Omit every picture and output the rest of the records exactly as they are.
___ SOURCE DATA
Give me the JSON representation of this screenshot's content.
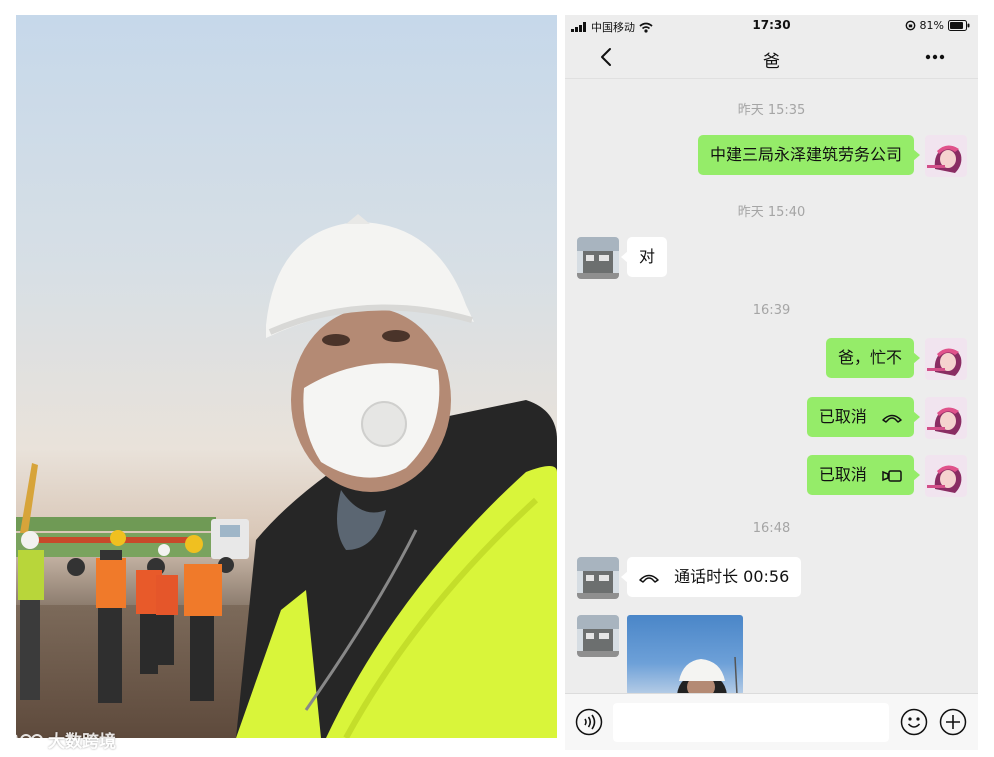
{
  "status_bar": {
    "carrier": "中国移动",
    "time": "17:30",
    "battery": "81%"
  },
  "nav": {
    "title": "爸"
  },
  "messages": [
    {
      "type": "timestamp",
      "text": "昨天 15:35"
    },
    {
      "type": "text",
      "from": "me",
      "text": "中建三局永泽建筑劳务公司"
    },
    {
      "type": "timestamp",
      "text": "昨天 15:40"
    },
    {
      "type": "text",
      "from": "them",
      "text": "对"
    },
    {
      "type": "timestamp",
      "text": "16:39"
    },
    {
      "type": "text",
      "from": "me",
      "text": "爸，忙不"
    },
    {
      "type": "call",
      "from": "me",
      "text": "已取消",
      "icon": "phone-hangup-icon"
    },
    {
      "type": "call",
      "from": "me",
      "text": "已取消",
      "icon": "video-call-icon"
    },
    {
      "type": "timestamp",
      "text": "16:48"
    },
    {
      "type": "call",
      "from": "them",
      "text": "通话时长 00:56",
      "icon": "phone-hangup-icon"
    },
    {
      "type": "image",
      "from": "them"
    }
  ],
  "input": {
    "value": "",
    "placeholder": ""
  },
  "watermark": {
    "text": "大数跨境"
  },
  "colors": {
    "chat_bg": "#ededed",
    "my_bubble": "#95ec69",
    "their_bubble": "#ffffff",
    "timestamp": "#a5a5a5",
    "vest": "#d9f53a",
    "helmet": "#f4f4f2"
  }
}
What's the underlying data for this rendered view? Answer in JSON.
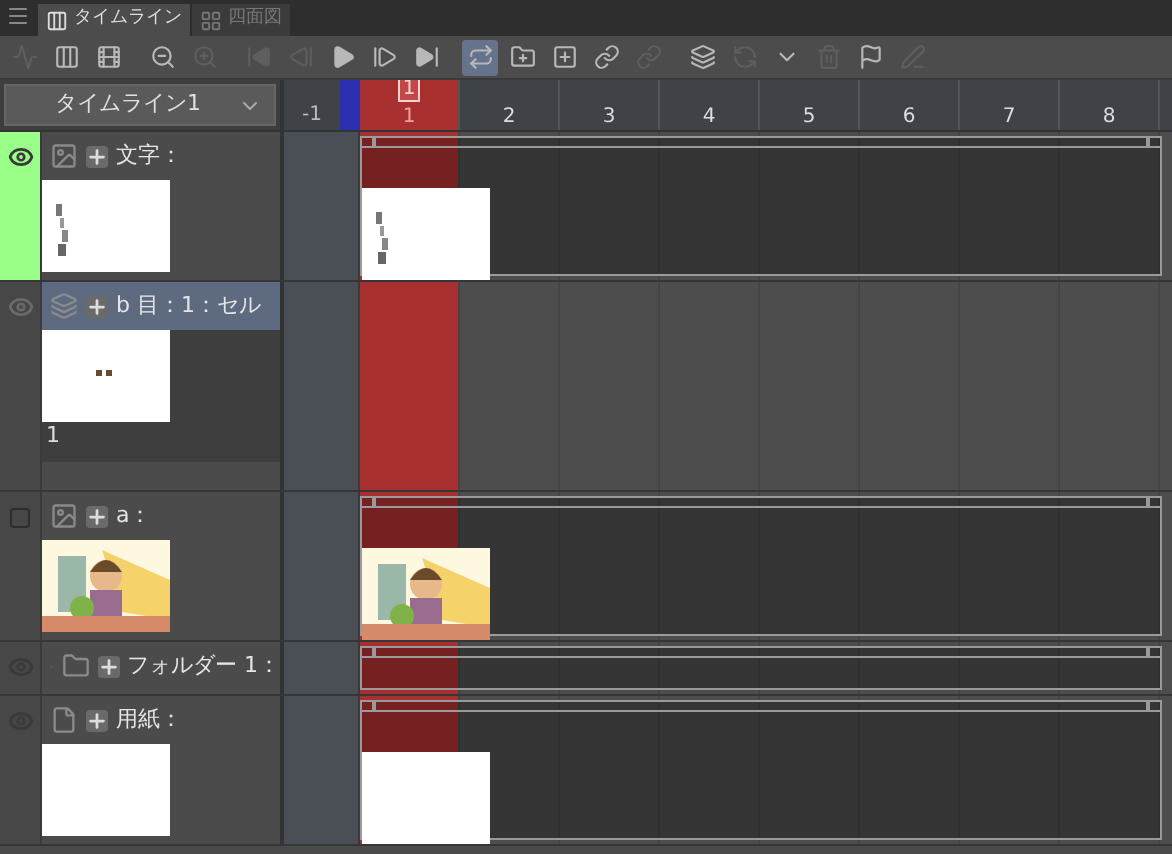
{
  "tabs": [
    {
      "label": "タイムライン",
      "selected": true,
      "kind": "timeline"
    },
    {
      "label": "四面図",
      "selected": false,
      "kind": "views"
    }
  ],
  "toolbar": [
    {
      "kind": "graph",
      "disabled": true,
      "on": false
    },
    {
      "kind": "new-timeline",
      "disabled": false,
      "on": false
    },
    {
      "kind": "edit-timeline",
      "disabled": false,
      "on": false
    },
    {
      "kind": "zoom-out",
      "disabled": false,
      "on": false
    },
    {
      "kind": "zoom-in",
      "disabled": true,
      "on": false
    },
    {
      "kind": "first",
      "disabled": true,
      "on": false
    },
    {
      "kind": "prev",
      "disabled": true,
      "on": false
    },
    {
      "kind": "play",
      "disabled": false,
      "on": false
    },
    {
      "kind": "next",
      "disabled": false,
      "on": false
    },
    {
      "kind": "last",
      "disabled": false,
      "on": false
    },
    {
      "kind": "loop",
      "disabled": false,
      "on": true
    },
    {
      "kind": "new-folder",
      "disabled": false,
      "on": false
    },
    {
      "kind": "new-cel",
      "disabled": false,
      "on": false
    },
    {
      "kind": "assign",
      "disabled": false,
      "on": false
    },
    {
      "kind": "assign",
      "disabled": true,
      "on": false
    },
    {
      "kind": "onion",
      "disabled": false,
      "on": false
    },
    {
      "kind": "transform",
      "disabled": true,
      "on": false
    },
    {
      "kind": "dropdown",
      "disabled": false,
      "on": false
    },
    {
      "kind": "delete",
      "disabled": true,
      "on": false
    },
    {
      "kind": "flag",
      "disabled": false,
      "on": false
    },
    {
      "kind": "pen",
      "disabled": true,
      "on": false
    }
  ],
  "timeline_selector": {
    "value": "タイムライン1"
  },
  "ruler": {
    "current_marker": "1",
    "frames": [
      {
        "label": "-1",
        "current": false
      },
      {
        "label": "1",
        "current": true
      },
      {
        "label": "2",
        "current": false
      },
      {
        "label": "3",
        "current": false
      },
      {
        "label": "4",
        "current": false
      },
      {
        "label": "5",
        "current": false
      },
      {
        "label": "6",
        "current": false
      },
      {
        "label": "7",
        "current": false
      },
      {
        "label": "8",
        "current": false
      }
    ]
  },
  "layers": [
    {
      "kind": "raster",
      "name": "文字：",
      "visible": true,
      "dimmed": false,
      "color": "#99ff88",
      "selected": false,
      "thumbnail": {
        "kind": "text"
      },
      "clip": true
    },
    {
      "kind": "animation",
      "name": "b 目：1：セル",
      "visible": true,
      "dimmed": true,
      "selected": true,
      "thumbnail": {
        "kind": "dots"
      },
      "thumb_caption": "1",
      "clip": false
    },
    {
      "kind": "raster",
      "name": "a：",
      "visible": false,
      "dimmed": false,
      "selected": false,
      "clip": true
    },
    {
      "kind": "folder",
      "name": "フォルダー 1：",
      "visible": true,
      "dimmed": false,
      "selected": false,
      "expanded": false,
      "clip": true
    },
    {
      "kind": "paper",
      "name": "用紙：",
      "visible": true,
      "dimmed": false,
      "selected": false,
      "thumbnail": {
        "kind": "blank"
      },
      "clip": true
    }
  ]
}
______
#### ANSWER FOR THIS EXERCISE
Give me the JSON representation of this screenshot's content.
{
  "status_bar": {
    "carrier": "中国移动",
    "time": "17:30",
    "battery": "81%"
  },
  "nav": {
    "title": "爸"
  },
  "messages": [
    {
      "type": "timestamp",
      "text": "昨天 15:35"
    },
    {
      "type": "text",
      "from": "me",
      "text": "中建三局永泽建筑劳务公司"
    },
    {
      "type": "timestamp",
      "text": "昨天 15:40"
    },
    {
      "type": "text",
      "from": "them",
      "text": "对"
    },
    {
      "type": "timestamp",
      "text": "16:39"
    },
    {
      "type": "text",
      "from": "me",
      "text": "爸，忙不"
    },
    {
      "type": "call",
      "from": "me",
      "text": "已取消",
      "icon": "phone-hangup-icon"
    },
    {
      "type": "call",
      "from": "me",
      "text": "已取消",
      "icon": "video-call-icon"
    },
    {
      "type": "timestamp",
      "text": "16:48"
    },
    {
      "type": "call",
      "from": "them",
      "text": "通话时长 00:56",
      "icon": "phone-hangup-icon"
    },
    {
      "type": "image",
      "from": "them"
    }
  ],
  "input": {
    "value": "",
    "placeholder": ""
  },
  "watermark": {
    "text": "大数跨境"
  },
  "colors": {
    "chat_bg": "#ededed",
    "my_bubble": "#95ec69",
    "their_bubble": "#ffffff",
    "timestamp": "#a5a5a5",
    "vest": "#d9f53a",
    "helmet": "#f4f4f2"
  }
}
What's the underlying data for this rendered view? Answer in JSON.
{
  "tabs": [
    {
      "label": "タイムライン",
      "selected": true,
      "kind": "timeline"
    },
    {
      "label": "四面図",
      "selected": false,
      "kind": "views"
    }
  ],
  "toolbar": [
    {
      "kind": "graph",
      "disabled": true,
      "on": false
    },
    {
      "kind": "new-timeline",
      "disabled": false,
      "on": false
    },
    {
      "kind": "edit-timeline",
      "disabled": false,
      "on": false
    },
    {
      "kind": "zoom-out",
      "disabled": false,
      "on": false
    },
    {
      "kind": "zoom-in",
      "disabled": true,
      "on": false
    },
    {
      "kind": "first",
      "disabled": true,
      "on": false
    },
    {
      "kind": "prev",
      "disabled": true,
      "on": false
    },
    {
      "kind": "play",
      "disabled": false,
      "on": false
    },
    {
      "kind": "next",
      "disabled": false,
      "on": false
    },
    {
      "kind": "last",
      "disabled": false,
      "on": false
    },
    {
      "kind": "loop",
      "disabled": false,
      "on": true
    },
    {
      "kind": "new-folder",
      "disabled": false,
      "on": false
    },
    {
      "kind": "new-cel",
      "disabled": false,
      "on": false
    },
    {
      "kind": "assign",
      "disabled": false,
      "on": false
    },
    {
      "kind": "assign",
      "disabled": true,
      "on": false
    },
    {
      "kind": "onion",
      "disabled": false,
      "on": false
    },
    {
      "kind": "transform",
      "disabled": true,
      "on": false
    },
    {
      "kind": "dropdown",
      "disabled": false,
      "on": false
    },
    {
      "kind": "delete",
      "disabled": true,
      "on": false
    },
    {
      "kind": "flag",
      "disabled": false,
      "on": false
    },
    {
      "kind": "pen",
      "disabled": true,
      "on": false
    }
  ],
  "timeline_selector": {
    "value": "タイムライン1"
  },
  "ruler": {
    "current_marker": "1",
    "frames": [
      {
        "label": "-1",
        "current": false
      },
      {
        "label": "1",
        "current": true
      },
      {
        "label": "2",
        "current": false
      },
      {
        "label": "3",
        "current": false
      },
      {
        "label": "4",
        "current": false
      },
      {
        "label": "5",
        "current": false
      },
      {
        "label": "6",
        "current": false
      },
      {
        "label": "7",
        "current": false
      },
      {
        "label": "8",
        "current": false
      }
    ]
  },
  "layers": [
    {
      "kind": "raster",
      "name": "文字：",
      "visible": true,
      "dimmed": false,
      "color": "#99ff88",
      "selected": false,
      "thumbnail": {
        "kind": "text"
      },
      "clip": true
    },
    {
      "kind": "animation",
      "name": "b 目：1：セル",
      "visible": true,
      "dimmed": true,
      "selected": true,
      "thumbnail": {
        "kind": "dots"
      },
      "thumb_caption": "1",
      "clip": false
    },
    {
      "kind": "raster",
      "name": "a：",
      "visible": false,
      "dimmed": false,
      "selected": false,
      "clip": true
    },
    {
      "kind": "folder",
      "name": "フォルダー 1：",
      "visible": true,
      "dimmed": false,
      "selected": false,
      "expanded": false,
      "clip": true
    },
    {
      "kind": "paper",
      "name": "用紙：",
      "visible": true,
      "dimmed": false,
      "selected": false,
      "thumbnail": {
        "kind": "blank"
      },
      "clip": true
    }
  ]
}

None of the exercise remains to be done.